Grantee Blog 2020

Healthy Food Relationships in New Brunswick Schools

Healthy Food Relationships in New Brunswick Schools

Food is nutritious—people are healthy. Food contains a density and diversity, or lack thereof, of nutrients essential to good health. People are healthy when they, among other things, consume nutritionally dense and diverse foods with frequency and minimize foods that are less so. Foods themselves are not healthy or unhealthy. But our relationships to those foods, and to food as a whole, can be.

We are adamant at Elijah’s Promise about reframing the way we talk about and learn about food and nutrition, especially in schools. To simply separate foods into two categories—healthy and unhealthy—not only obfuscates more nuanced details about the realities of our food, but it sets us up for failure by neglecting the full scope of what our relationship to food entails. We don’t eat food in a vacuum. Declaring that “carrots are good and healthy and cookies are bad and unhealthy” reinforces an unhelpful binary and ignores, among many things, a key truth about cookies: people like to eat them.

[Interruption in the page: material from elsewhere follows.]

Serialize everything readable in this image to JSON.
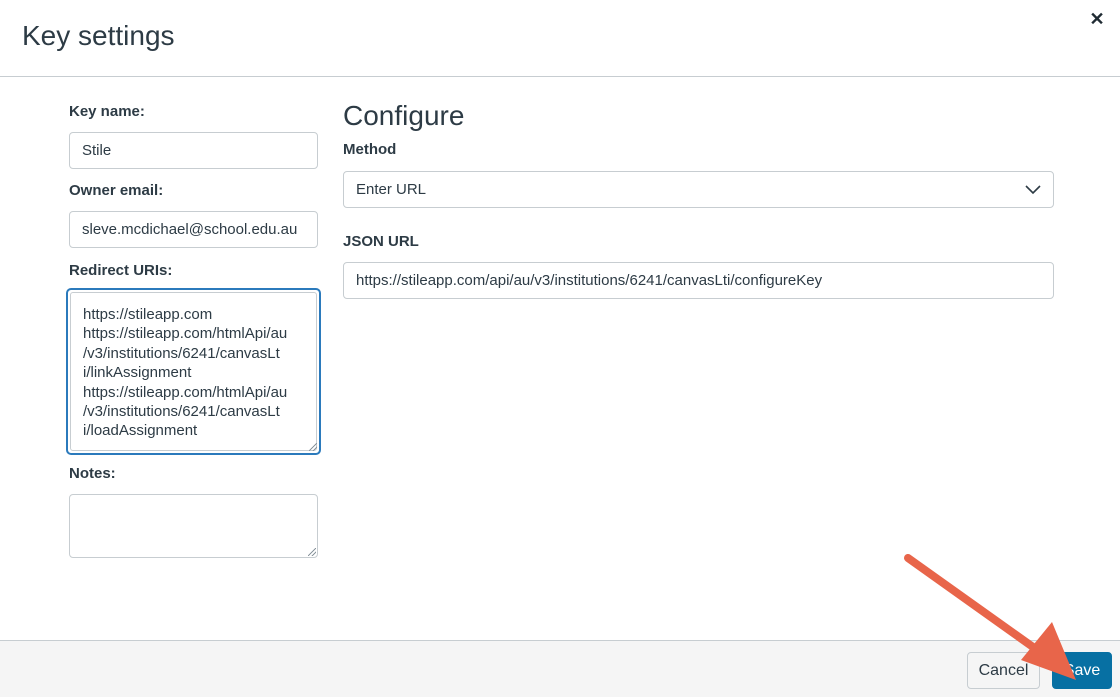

We define Healthy Food Relationships as: “A dynamic between people and the food they eat where nutritional density and diversity is as valued as the social, psychological, and cultural aspects of food cultivation, preparation, and consumption; respect and care is given to the people, land, and built places that grow, sell, buy, transport, prepare, and consume the food; and an understanding is nurtured that the physical and mental health benefits of eating healthful foods are both unique to each individual and communal.”

Essentially, we must account for our relationship to the food we eat, our relationship to food as a whole, and our relationship to the system that provides our food. We accomplish this in our FoodCorps programs by ensuring that at least one of the following learning objectives are implemented in each lesson and that the results of those lessons are tracked over time.

A recent example of how these learning objectives were incorporated into FoodCorps lessons occurred last week during a lesson about plant parts. The instructor read the book Tops and Bottoms where a family of rabbits tricks a bear into using his land to grow food for their family. The instructor used this book not only to teach about the parts of the plant, but to also get the kids thinking about how fair it was that the rabbits did all the work while the bear expected to get food just because it was the land he owned without putting in any work.

The lesson, therefore, addressed points 3 and 7 by learning about new foods and learning about the fairness with which we ought to treat the people who grow our food. The instructor noted students’ reactions to the discussion questions and collected their completed activities related to the subject in order to note their relationship with the subject at current and track changes to their knowledge, attitudes, and behaviors over time.

About the Grantee

Elijah’s Promise

Elijah’s Promise harnesses the power of food to break the cycle of poverty, alleviate hunger, and change lives.